Rilla of Ingleside HTML version

VII. A War-Baby And A Soup Tureen
"Liege and Namur--and now Brussels!" The doctor shook his head. "I don't like it--I don't
like it."
"Do not you lose heart, Dr. dear; they were just defended by foreigners," said Susan
superbly. "Wait you till the Germans come against the British; there will be a very
different story to tell and that you may tie to."
The doctor shook his head again, but a little less gravely; perhaps they all shared
subconsciously in Susan's belief that "the thin grey line" was unbreakable, even by the
victorious rush of Germany's ready millions. At any rate, when the terrible day came--
the first of many terrible days--with the news that the British army was driven back they
stared at each other in blank dismay.
"It--it can't be true," gasped Nan, taking a brief refuge in temporary incredulity.
"I felt that there was to be bad news today," said Susan, "for that cat-creature turned
into Mr. Hyde this morning without rhyme or reason for it, and that was no good omen."
"'A broken, a beaten, but not a demoralized, army,'" muttered the doctor, from a London
dispatch. "Can it be England's army of which such a thing is said?"
"It will be a long time now before the war is ended," said Mrs. Blythe despairingly.
Susan's faith, which had for a moment been temporarily submerged, now reappeared
"Remember, Mrs. Dr. dear, that the British army is not the British navy. Never forget
that. And the Russians are on their way, too, though Russians are people I do not know
much about and consequently will not tie to."
"The Russians will not be in time to save Paris," said Walter gloomily. "Paris is the heart
of France--and the road to it is open. Oh, I wish" --he stopped abruptly and went out.
After a paralysed day the Ingleside folk found it was possible to "carry on" even in the
face of ever-darkening bad news. Susan worked fiercely in her kitchen, the doctor went
out on his round of visits, Nan and Di returned to their Red Cross activities; Mrs. Blythe
went to Charlottetown to attend a Red Cross Convention; Rilla after relieving her
feelings by a stormy fit of tears in Rainbow Valley and an outburst in her diary,

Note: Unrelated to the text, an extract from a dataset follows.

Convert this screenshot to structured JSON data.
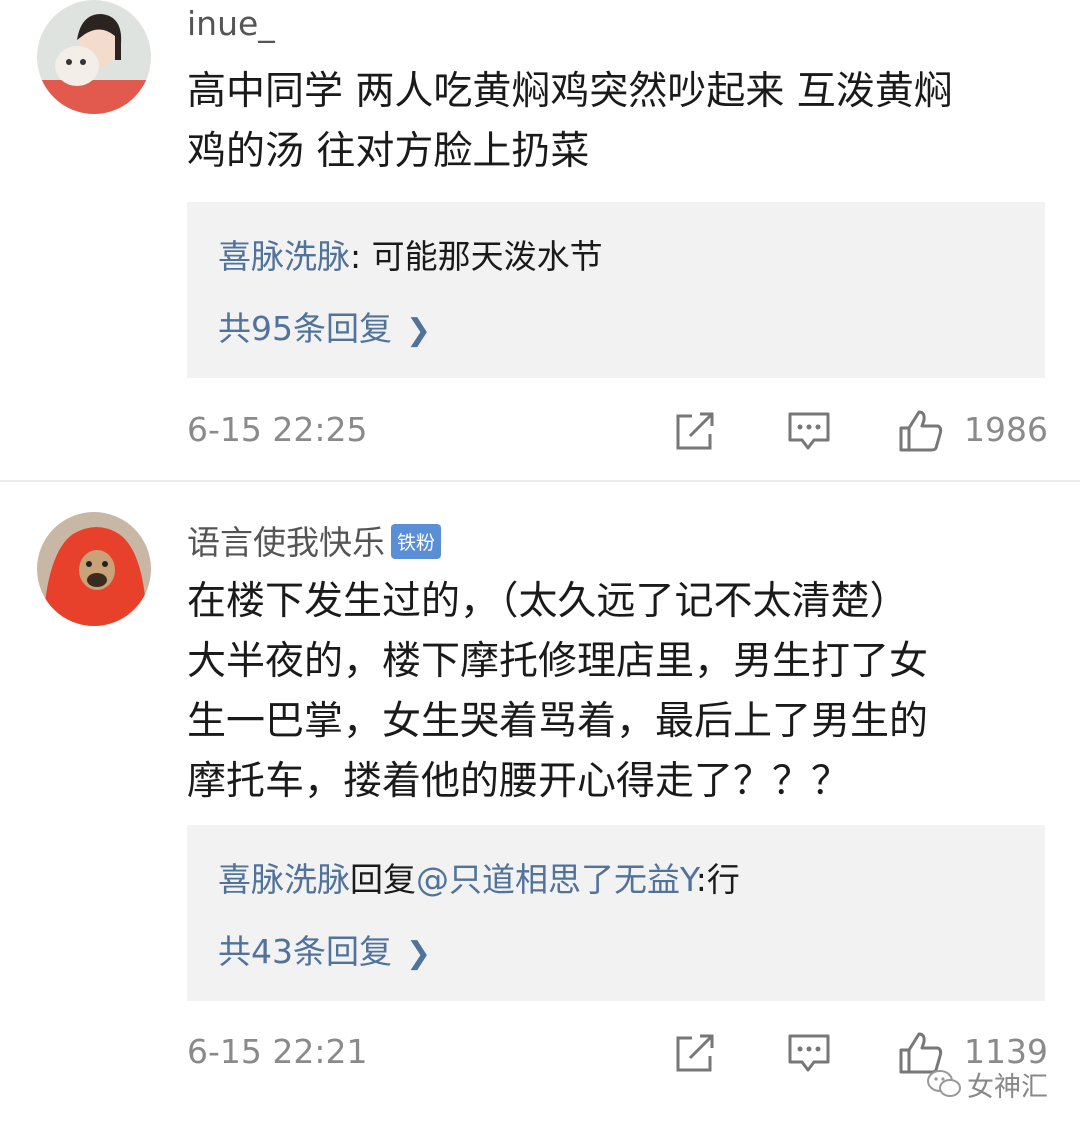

remembered that she had elected to be brave and heroic. And, she thought, it really
was heroic to volunteer to drive about the Glen and Four Winds one day, collecting